  47. ^ "Andy Coulson listened to hacked messages, former colleague says". The Spy Report. Media Spy. 4 October 2010. Archived from the original on 10 November 2010. Retrieved 5 October 2010.
  48. ^ Carrell, Severen; Davies, Nick (9 December 2010). "Andy Coulson denies phone hacking at Tommy Sheridan trial". The Guardian. Retrieved 27 August 2023.
  49. ^ "Coulson won't be prosecuted over phone-hacking". The Spy Report. Media Spy. 11 December 2010. Archived from the original on 15 April 2013. Retrieved 11 December 2010.
  50. ^ Hill, Amelia (7 July 2011). "Andy Coulson to be arrested over phone hacking tomorrow". The Guardian. London. Archived from the original on 7 July 2011. Retrieved 7 July 2011.
  51. ^ "Coulson And Goodman Released in NOTW Probe". 8 July 2011. Retrieved 8 July 2011.
  52. ^ Hughes, Mark (8 July 2011). "News of the World phone hacking: Andy Coulson arrested and his computer seized". The Telegraph. London. Archived from the original on 16 July 2011. Retrieved 9 July 2011.
  53. ^ "Alison Levitt QC's announcement on charges arising from Operation Weeting" (Press release). Crown Prosecution Service. 24 July 2012. Archived from the original on 12 August 2011. Retrieved 24 July 2012.
  54. ^ "Statement from Commissioner" (Press release). Metropolitan Police. 6 July 2011. Retrieved 21 August 2011.
  55. ^ "Examination of Witnesses (Question Numbers 1889–1899)-Assistant Commissioner John Yates and Detective Chief Superintendent Philip Williams". UK Parliament. 2 September 2009. Retrieved 27 August 2011.
  56. ^ Sabbagh, Dan (13 March 2012). "Phone-hacking: how the 'rogue reporter' defence slowly crumbled". The Guardian. London. Retrieved 17 July 2012.
  57. ^ McLagan, Graeme (20 September 2002). "Fraudster squad- Graeme McLagan on the black economy run by corrupt police and private detectives". The Guardian. London. Retrieved 28 August 2011.

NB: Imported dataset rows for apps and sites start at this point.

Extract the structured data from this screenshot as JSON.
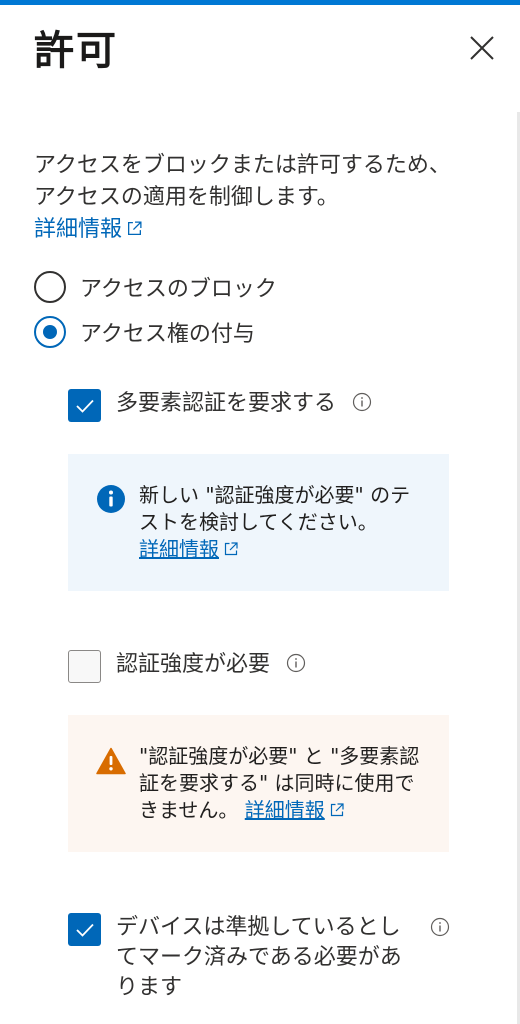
{
  "header": {
    "title": "許可",
    "close_label": "×"
  },
  "description": {
    "text": "アクセスをブロックまたは許可するため、アクセスの適用を制御します。",
    "learn_more": "詳細情報"
  },
  "access": {
    "block_label": "アクセスのブロック",
    "grant_label": "アクセス権の付与",
    "selected": "grant"
  },
  "controls": {
    "mfa": {
      "label": "多要素認証を要求する",
      "checked": true
    },
    "auth_strength": {
      "label": "認証強度が必要",
      "checked": false
    },
    "compliant_device": {
      "label": "デバイスは準拠しているとしてマーク済みである必要があります",
      "checked": true
    }
  },
  "info_banner": {
    "text": "新しい \"認証強度が必要\" のテストを検討してください。",
    "link": "詳細情報"
  },
  "warning_banner": {
    "text": "\"認証強度が必要\" と \"多要素認証を要求する\" は同時に使用できません。",
    "link": "詳細情報"
  },
  "colors": {
    "accent": "#0078d4",
    "link": "#0067b8",
    "info_bg": "#eff6fc",
    "warning_bg": "#fdf6f1",
    "warning_icon": "#d86c00"
  },
  "icons": [
    "close-icon",
    "external-link-icon",
    "info-icon",
    "info-filled-icon",
    "warning-icon",
    "checkmark-icon"
  ]
}
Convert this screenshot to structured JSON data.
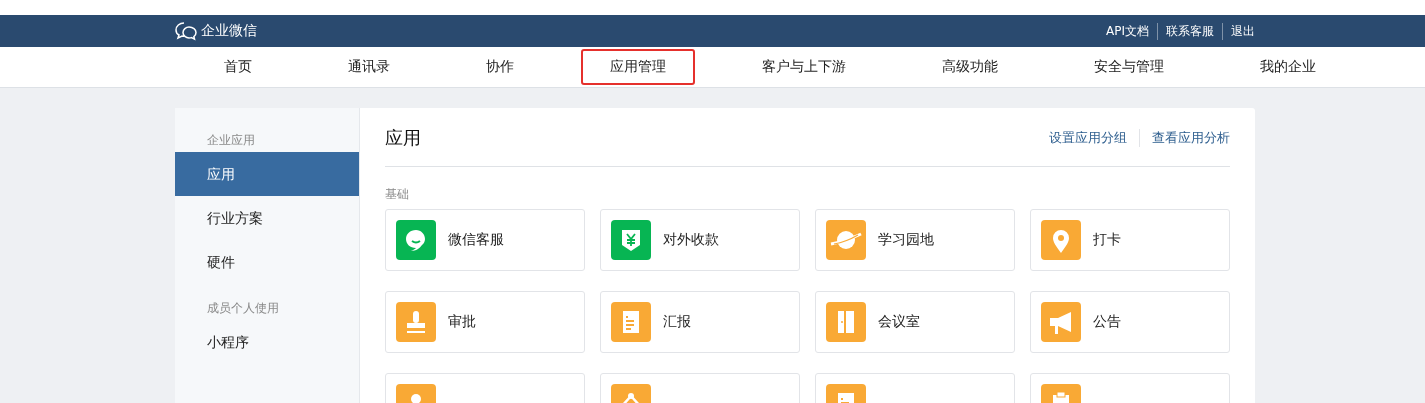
{
  "header": {
    "logo": "企业微信",
    "links": [
      "API文档",
      "联系客服",
      "退出"
    ]
  },
  "nav": [
    {
      "label": "首页",
      "selected": false
    },
    {
      "label": "通讯录",
      "selected": false
    },
    {
      "label": "协作",
      "selected": false
    },
    {
      "label": "应用管理",
      "selected": true
    },
    {
      "label": "客户与上下游",
      "selected": false
    },
    {
      "label": "高级功能",
      "selected": false
    },
    {
      "label": "安全与管理",
      "selected": false
    },
    {
      "label": "我的企业",
      "selected": false
    }
  ],
  "sidebar": [
    {
      "title": "企业应用",
      "items": [
        {
          "label": "应用",
          "selected": true
        },
        {
          "label": "行业方案",
          "selected": false
        },
        {
          "label": "硬件",
          "selected": false
        }
      ]
    },
    {
      "title": "成员个人使用",
      "items": [
        {
          "label": "小程序",
          "selected": false
        }
      ]
    }
  ],
  "main": {
    "title": "应用",
    "actions": [
      "设置应用分组",
      "查看应用分析"
    ],
    "section": "基础",
    "apps": [
      {
        "label": "微信客服",
        "color": "#07b553"
      },
      {
        "label": "对外收款",
        "color": "#07b553"
      },
      {
        "label": "学习园地",
        "color": "#f9a935"
      },
      {
        "label": "打卡",
        "color": "#f9a935"
      },
      {
        "label": "审批",
        "color": "#f9a935"
      },
      {
        "label": "汇报",
        "color": "#f9a935"
      },
      {
        "label": "会议室",
        "color": "#f9a935"
      },
      {
        "label": "公告",
        "color": "#f9a935"
      },
      {
        "color": "#f9a935"
      },
      {
        "color": "#f9a935"
      },
      {
        "color": "#f9a935"
      },
      {
        "color": "#f9a935"
      }
    ]
  }
}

  58. ^ Davies, Nick (8 June 2011). "Phone-hacking scandal widens to include Kate Middleton and Tony Blair". The Guardian. London. Retrieved 20 August 2011.

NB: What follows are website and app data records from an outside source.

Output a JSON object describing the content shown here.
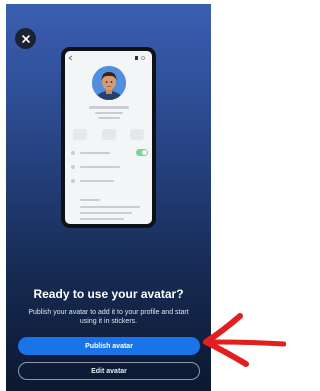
{
  "dialog": {
    "title": "Ready to use your avatar?",
    "subtitle": "Publish your avatar to add it to your profile and start using it in stickers.",
    "primary_button": "Publish avatar",
    "secondary_button": "Edit avatar"
  },
  "icons": {
    "close": "close-icon",
    "annotation": "red-arrow"
  },
  "colors": {
    "primary": "#1a73e8",
    "annotation": "#e21e1e"
  }
}
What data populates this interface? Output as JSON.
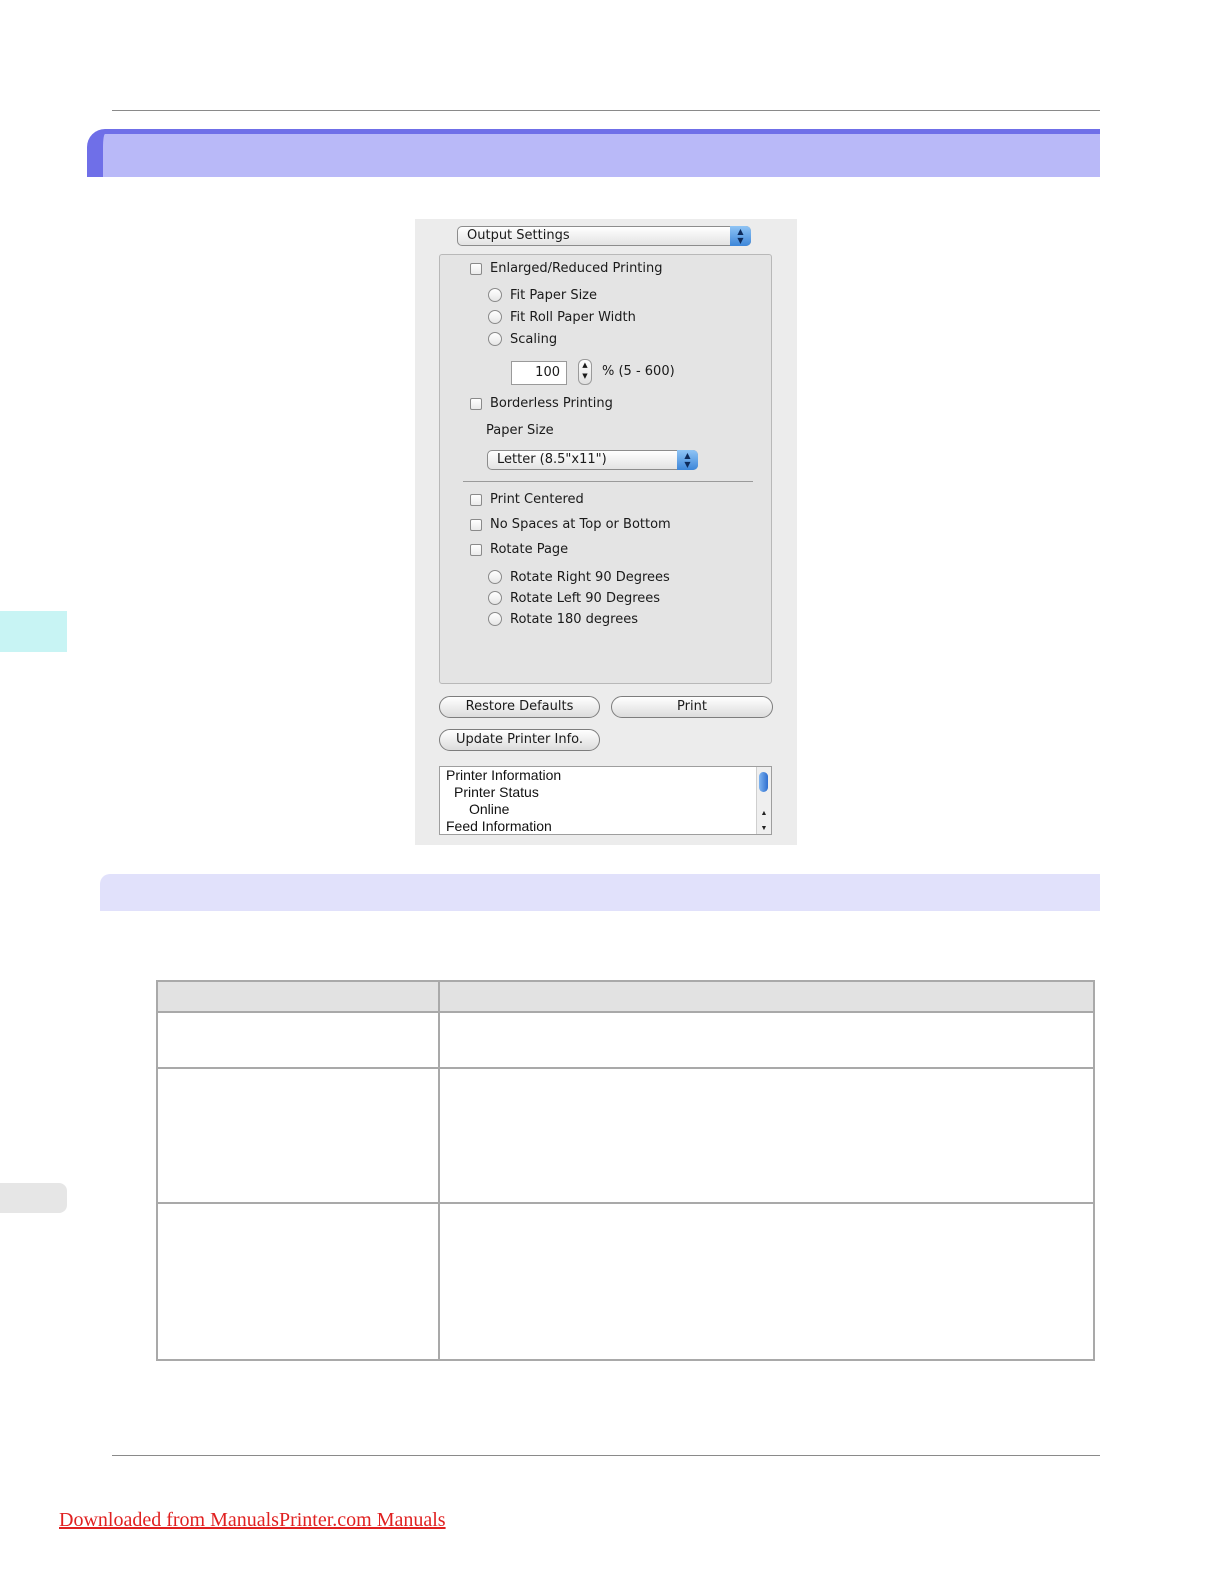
{
  "dialog": {
    "panel_select": "Output Settings",
    "enlarged_reduced_label": "Enlarged/Reduced Printing",
    "fit_paper_size_label": "Fit Paper Size",
    "fit_roll_paper_width_label": "Fit Roll Paper Width",
    "scaling_label": "Scaling",
    "scaling_value": "100",
    "scaling_range": "% (5 - 600)",
    "borderless_label": "Borderless Printing",
    "paper_size_label": "Paper Size",
    "paper_size_value": "Letter (8.5\"x11\")",
    "print_centered_label": "Print Centered",
    "no_spaces_label": "No Spaces at Top or Bottom",
    "rotate_page_label": "Rotate Page",
    "rotate_right_label": "Rotate Right 90 Degrees",
    "rotate_left_label": "Rotate Left 90 Degrees",
    "rotate_180_label": "Rotate 180 degrees",
    "restore_defaults_label": "Restore Defaults",
    "print_label": "Print",
    "update_printer_info_label": "Update Printer Info.",
    "info_lines": [
      "Printer Information",
      "Printer Status",
      "Online",
      "Feed Information"
    ]
  },
  "footer": {
    "download_link": "Downloaded from ManualsPrinter.com Manuals"
  }
}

  59. ^ "Phone-hacking: Rebekah Brooks and Andy Coulson in 2013 trial". BBC. 26 September 2012. Retrieved 26 September 2012.
  60. ^ Sweney, Mark (21 November 2014). "Andy Coulson leaves prison after serving five months of 18-month term". The Guardian. London. Retrieved 21 November 2014.

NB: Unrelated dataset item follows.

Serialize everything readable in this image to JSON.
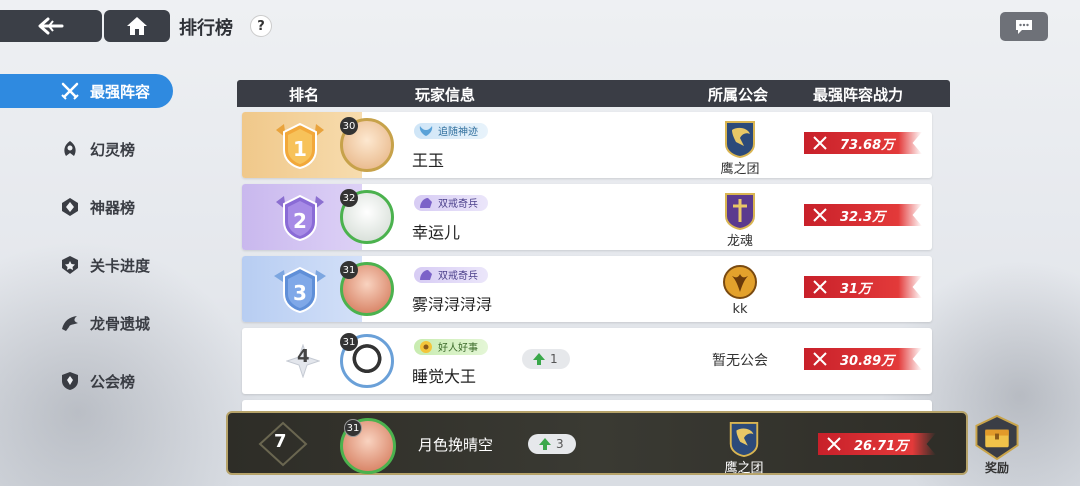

  61. ^ "Andy Coulson freed from prison". BBC News. 21 November 2014.
  62. ^ "Operation Elveden: Nine journalists have cases dropped". BBC News. 17 April 2015. Retrieved 17 April 2015.
  63. ^ Coalition, 28 March 2015, retrieved 25 May 2019
  64. ^ "Coulson and Brooks affair 'lasted longer' than earlier suggested". BBC. 25 April 2014. Retrieved 25 April 2014.
Media offices
Preceded by Deputy Editor of the News of the World
Succeeded by
Preceded by Editor of the News of the World
Succeeded by
Government offices
Preceded by Downing Street Director of Communications
Succeeded by